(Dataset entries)
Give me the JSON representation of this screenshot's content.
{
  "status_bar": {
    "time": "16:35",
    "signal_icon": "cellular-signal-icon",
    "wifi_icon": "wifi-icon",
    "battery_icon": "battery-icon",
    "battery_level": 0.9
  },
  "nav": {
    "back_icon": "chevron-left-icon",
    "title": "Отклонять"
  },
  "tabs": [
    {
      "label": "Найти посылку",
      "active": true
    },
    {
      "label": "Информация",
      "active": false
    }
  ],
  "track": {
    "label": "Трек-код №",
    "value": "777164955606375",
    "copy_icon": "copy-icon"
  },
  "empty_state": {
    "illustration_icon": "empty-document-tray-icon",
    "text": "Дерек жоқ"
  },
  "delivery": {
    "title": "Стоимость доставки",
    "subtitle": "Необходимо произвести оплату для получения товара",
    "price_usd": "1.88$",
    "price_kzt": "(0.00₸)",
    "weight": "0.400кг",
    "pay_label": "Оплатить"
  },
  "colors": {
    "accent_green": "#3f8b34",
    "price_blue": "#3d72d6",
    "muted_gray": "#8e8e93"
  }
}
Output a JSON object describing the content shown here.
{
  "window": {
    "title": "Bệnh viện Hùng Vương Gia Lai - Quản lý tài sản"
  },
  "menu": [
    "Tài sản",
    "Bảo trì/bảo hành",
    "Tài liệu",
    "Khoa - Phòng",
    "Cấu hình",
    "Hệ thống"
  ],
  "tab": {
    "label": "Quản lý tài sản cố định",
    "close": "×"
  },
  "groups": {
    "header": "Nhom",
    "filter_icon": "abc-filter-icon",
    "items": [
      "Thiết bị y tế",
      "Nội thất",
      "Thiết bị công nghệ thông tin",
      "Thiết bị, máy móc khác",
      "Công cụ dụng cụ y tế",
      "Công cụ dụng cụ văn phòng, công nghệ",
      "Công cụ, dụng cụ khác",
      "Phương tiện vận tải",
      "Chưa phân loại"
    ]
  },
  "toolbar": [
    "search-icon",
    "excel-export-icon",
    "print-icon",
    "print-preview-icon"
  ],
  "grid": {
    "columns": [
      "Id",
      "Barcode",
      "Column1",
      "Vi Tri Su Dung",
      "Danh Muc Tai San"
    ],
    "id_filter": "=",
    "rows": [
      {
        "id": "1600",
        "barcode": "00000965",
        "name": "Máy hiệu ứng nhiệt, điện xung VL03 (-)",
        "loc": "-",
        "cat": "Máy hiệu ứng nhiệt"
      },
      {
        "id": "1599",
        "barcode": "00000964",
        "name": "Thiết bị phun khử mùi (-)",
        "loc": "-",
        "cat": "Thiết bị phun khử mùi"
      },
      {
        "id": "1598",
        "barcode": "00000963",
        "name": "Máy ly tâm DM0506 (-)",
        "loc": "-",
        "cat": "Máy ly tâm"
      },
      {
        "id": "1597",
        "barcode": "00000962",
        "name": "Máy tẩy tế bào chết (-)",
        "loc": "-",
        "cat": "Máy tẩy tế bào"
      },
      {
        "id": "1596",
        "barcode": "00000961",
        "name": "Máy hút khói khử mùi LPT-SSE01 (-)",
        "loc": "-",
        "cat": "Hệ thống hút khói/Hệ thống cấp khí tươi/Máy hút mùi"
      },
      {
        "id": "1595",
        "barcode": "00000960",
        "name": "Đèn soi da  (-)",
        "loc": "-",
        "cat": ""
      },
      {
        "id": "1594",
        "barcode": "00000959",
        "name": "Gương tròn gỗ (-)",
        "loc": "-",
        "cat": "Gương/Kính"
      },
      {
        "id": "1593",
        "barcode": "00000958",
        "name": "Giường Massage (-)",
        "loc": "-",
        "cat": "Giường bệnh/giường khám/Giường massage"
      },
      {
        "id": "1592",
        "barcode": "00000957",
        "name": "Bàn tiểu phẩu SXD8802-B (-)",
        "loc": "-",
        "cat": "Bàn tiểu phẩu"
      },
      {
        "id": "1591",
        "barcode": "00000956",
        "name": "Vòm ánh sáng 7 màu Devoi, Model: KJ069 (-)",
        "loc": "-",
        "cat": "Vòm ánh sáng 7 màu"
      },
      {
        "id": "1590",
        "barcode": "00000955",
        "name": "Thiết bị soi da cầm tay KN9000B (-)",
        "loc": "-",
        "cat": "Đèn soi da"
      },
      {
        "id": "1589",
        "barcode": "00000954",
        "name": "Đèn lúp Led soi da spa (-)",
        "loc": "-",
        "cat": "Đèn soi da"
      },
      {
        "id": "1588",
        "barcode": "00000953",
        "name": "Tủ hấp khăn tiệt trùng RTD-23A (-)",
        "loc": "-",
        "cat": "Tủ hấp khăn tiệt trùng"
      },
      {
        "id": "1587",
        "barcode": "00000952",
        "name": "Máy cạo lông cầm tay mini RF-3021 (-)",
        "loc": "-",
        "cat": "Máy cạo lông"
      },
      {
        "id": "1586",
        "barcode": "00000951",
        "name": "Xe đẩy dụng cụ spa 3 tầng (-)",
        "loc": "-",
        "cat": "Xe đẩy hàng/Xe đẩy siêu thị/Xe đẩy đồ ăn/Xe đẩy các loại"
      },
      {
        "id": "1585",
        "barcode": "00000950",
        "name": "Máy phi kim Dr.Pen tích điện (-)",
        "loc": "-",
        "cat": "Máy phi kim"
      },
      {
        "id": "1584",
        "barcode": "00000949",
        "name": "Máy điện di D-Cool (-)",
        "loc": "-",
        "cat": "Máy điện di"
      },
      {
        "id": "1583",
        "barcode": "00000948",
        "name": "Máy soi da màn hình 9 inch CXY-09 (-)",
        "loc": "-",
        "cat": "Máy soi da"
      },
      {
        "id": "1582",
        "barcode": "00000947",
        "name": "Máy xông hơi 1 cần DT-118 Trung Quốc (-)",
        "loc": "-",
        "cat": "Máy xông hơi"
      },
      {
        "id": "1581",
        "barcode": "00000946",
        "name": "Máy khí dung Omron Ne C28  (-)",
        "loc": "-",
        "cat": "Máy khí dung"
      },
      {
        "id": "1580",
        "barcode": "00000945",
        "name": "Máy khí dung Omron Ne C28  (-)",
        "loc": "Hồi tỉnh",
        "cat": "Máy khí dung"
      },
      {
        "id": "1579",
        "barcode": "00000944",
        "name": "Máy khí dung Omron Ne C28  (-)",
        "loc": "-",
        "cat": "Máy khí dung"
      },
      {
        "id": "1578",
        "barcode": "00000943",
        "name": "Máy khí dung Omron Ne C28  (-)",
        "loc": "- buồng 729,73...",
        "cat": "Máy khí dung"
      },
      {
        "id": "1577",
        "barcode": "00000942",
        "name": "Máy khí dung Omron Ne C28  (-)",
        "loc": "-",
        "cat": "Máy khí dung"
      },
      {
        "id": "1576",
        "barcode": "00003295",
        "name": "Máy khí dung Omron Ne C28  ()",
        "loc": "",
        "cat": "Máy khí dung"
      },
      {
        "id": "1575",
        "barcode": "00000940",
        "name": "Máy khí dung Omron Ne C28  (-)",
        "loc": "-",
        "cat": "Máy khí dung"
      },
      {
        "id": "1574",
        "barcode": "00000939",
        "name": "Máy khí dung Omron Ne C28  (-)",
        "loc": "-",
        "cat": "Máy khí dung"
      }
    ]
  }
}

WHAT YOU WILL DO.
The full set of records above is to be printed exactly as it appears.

SOLUTION TO THIS PROBLEM.
Give me the JSON representation of this screenshot's content.
{
  "status_bar": {
    "time": "16:35",
    "signal_icon": "cellular-signal-icon",
    "wifi_icon": "wifi-icon",
    "battery_icon": "battery-icon",
    "battery_level": 0.9
  },
  "nav": {
    "back_icon": "chevron-left-icon",
    "title": "Отклонять"
  },
  "tabs": [
    {
      "label": "Найти посылку",
      "active": true
    },
    {
      "label": "Информация",
      "active": false
    }
  ],
  "track": {
    "label": "Трек-код №",
    "value": "777164955606375",
    "copy_icon": "copy-icon"
  },
  "empty_state": {
    "illustration_icon": "empty-document-tray-icon",
    "text": "Дерек жоқ"
  },
  "delivery": {
    "title": "Стоимость доставки",
    "subtitle": "Необходимо произвести оплату для получения товара",
    "price_usd": "1.88$",
    "price_kzt": "(0.00₸)",
    "weight": "0.400кг",
    "pay_label": "Оплатить"
  },
  "colors": {
    "accent_green": "#3f8b34",
    "price_blue": "#3d72d6",
    "muted_gray": "#8e8e93"
  }
}
Output a JSON object describing the content shown here.
{
  "window": {
    "title": "Bệnh viện Hùng Vương Gia Lai - Quản lý tài sản"
  },
  "menu": [
    "Tài sản",
    "Bảo trì/bảo hành",
    "Tài liệu",
    "Khoa - Phòng",
    "Cấu hình",
    "Hệ thống"
  ],
  "tab": {
    "label": "Quản lý tài sản cố định",
    "close": "×"
  },
  "groups": {
    "header": "Nhom",
    "filter_icon": "abc-filter-icon",
    "items": [
      "Thiết bị y tế",
      "Nội thất",
      "Thiết bị công nghệ thông tin",
      "Thiết bị, máy móc khác",
      "Công cụ dụng cụ y tế",
      "Công cụ dụng cụ văn phòng, công nghệ",
      "Công cụ, dụng cụ khác",
      "Phương tiện vận tải",
      "Chưa phân loại"
    ]
  },
  "toolbar": [
    "search-icon",
    "excel-export-icon",
    "print-icon",
    "print-preview-icon"
  ],
  "grid": {
    "columns": [
      "Id",
      "Barcode",
      "Column1",
      "Vi Tri Su Dung",
      "Danh Muc Tai San"
    ],
    "id_filter": "=",
    "rows": [
      {
        "id": "1600",
        "barcode": "00000965",
        "name": "Máy hiệu ứng nhiệt, điện xung VL03 (-)",
        "loc": "-",
        "cat": "Máy hiệu ứng nhiệt"
      },
      {
        "id": "1599",
        "barcode": "00000964",
        "name": "Thiết bị phun khử mùi (-)",
        "loc": "-",
        "cat": "Thiết bị phun khử mùi"
      },
      {
        "id": "1598",
        "barcode": "00000963",
        "name": "Máy ly tâm DM0506 (-)",
        "loc": "-",
        "cat": "Máy ly tâm"
      },
      {
        "id": "1597",
        "barcode": "00000962",
        "name": "Máy tẩy tế bào chết (-)",
        "loc": "-",
        "cat": "Máy tẩy tế bào"
      },
      {
        "id": "1596",
        "barcode": "00000961",
        "name": "Máy hút khói khử mùi LPT-SSE01 (-)",
        "loc": "-",
        "cat": "Hệ thống hút khói/Hệ thống cấp khí tươi/Máy hút mùi"
      },
      {
        "id": "1595",
        "barcode": "00000960",
        "name": "Đèn soi da  (-)",
        "loc": "-",
        "cat": ""
      },
      {
        "id": "1594",
        "barcode": "00000959",
        "name": "Gương tròn gỗ (-)",
        "loc": "-",
        "cat": "Gương/Kính"
      },
      {
        "id": "1593",
        "barcode": "00000958",
        "name": "Giường Massage (-)",
        "loc": "-",
        "cat": "Giường bệnh/giường khám/Giường massage"
      },
      {
        "id": "1592",
        "barcode": "00000957",
        "name": "Bàn tiểu phẩu SXD8802-B (-)",
        "loc": "-",
        "cat": "Bàn tiểu phẩu"
      },
      {
        "id": "1591",
        "barcode": "00000956",
        "name": "Vòm ánh sáng 7 màu Devoi, Model: KJ069 (-)",
        "loc": "-",
        "cat": "Vòm ánh sáng 7 màu"
      },
      {
        "id": "1590",
        "barcode": "00000955",
        "name": "Thiết bị soi da cầm tay KN9000B (-)",
        "loc": "-",
        "cat": "Đèn soi da"
      },
      {
        "id": "1589",
        "barcode": "00000954",
        "name": "Đèn lúp Led soi da spa (-)",
        "loc": "-",
        "cat": "Đèn soi da"
      },
      {
        "id": "1588",
        "barcode": "00000953",
        "name": "Tủ hấp khăn tiệt trùng RTD-23A (-)",
        "loc": "-",
        "cat": "Tủ hấp khăn tiệt trùng"
      },
      {
        "id": "1587",
        "barcode": "00000952",
        "name": "Máy cạo lông cầm tay mini RF-3021 (-)",
        "loc": "-",
        "cat": "Máy cạo lông"
      },
      {
        "id": "1586",
        "barcode": "00000951",
        "name": "Xe đẩy dụng cụ spa 3 tầng (-)",
        "loc": "-",
        "cat": "Xe đẩy hàng/Xe đẩy siêu thị/Xe đẩy đồ ăn/Xe đẩy các loại"
      },
      {
        "id": "1585",
        "barcode": "00000950",
        "name": "Máy phi kim Dr.Pen tích điện (-)",
        "loc": "-",
        "cat": "Máy phi kim"
      },
      {
        "id": "1584",
        "barcode": "00000949",
        "name": "Máy điện di D-Cool (-)",
        "loc": "-",
        "cat": "Máy điện di"
      },
      {
        "id": "1583",
        "barcode": "00000948",
        "name": "Máy soi da màn hình 9 inch CXY-09 (-)",
        "loc": "-",
        "cat": "Máy soi da"
      },
      {
        "id": "1582",
        "barcode": "00000947",
        "name": "Máy xông hơi 1 cần DT-118 Trung Quốc (-)",
        "loc": "-",
        "cat": "Máy xông hơi"
      },
      {
        "id": "1581",
        "barcode": "00000946",
        "name": "Máy khí dung Omron Ne C28  (-)",
        "loc": "-",
        "cat": "Máy khí dung"
      },
      {
        "id": "1580",
        "barcode": "00000945",
        "name": "Máy khí dung Omron Ne C28  (-)",
        "loc": "Hồi tỉnh",
        "cat": "Máy khí dung"
      },
      {
        "id": "1579",
        "barcode": "00000944",
        "name": "Máy khí dung Omron Ne C28  (-)",
        "loc": "-",
        "cat": "Máy khí dung"
      },
      {
        "id": "1578",
        "barcode": "00000943",
        "name": "Máy khí dung Omron Ne C28  (-)",
        "loc": "- buồng 729,73...",
        "cat": "Máy khí dung"
      },
      {
        "id": "1577",
        "barcode": "00000942",
        "name": "Máy khí dung Omron Ne C28  (-)",
        "loc": "-",
        "cat": "Máy khí dung"
      },
      {
        "id": "1576",
        "barcode": "00003295",
        "name": "Máy khí dung Omron Ne C28  ()",
        "loc": "",
        "cat": "Máy khí dung"
      },
      {
        "id": "1575",
        "barcode": "00000940",
        "name": "Máy khí dung Omron Ne C28  (-)",
        "loc": "-",
        "cat": "Máy khí dung"
      },
      {
        "id": "1574",
        "barcode": "00000939",
        "name": "Máy khí dung Omron Ne C28  (-)",
        "loc": "-",
        "cat": "Máy khí dung"
      }
    ]
  }
}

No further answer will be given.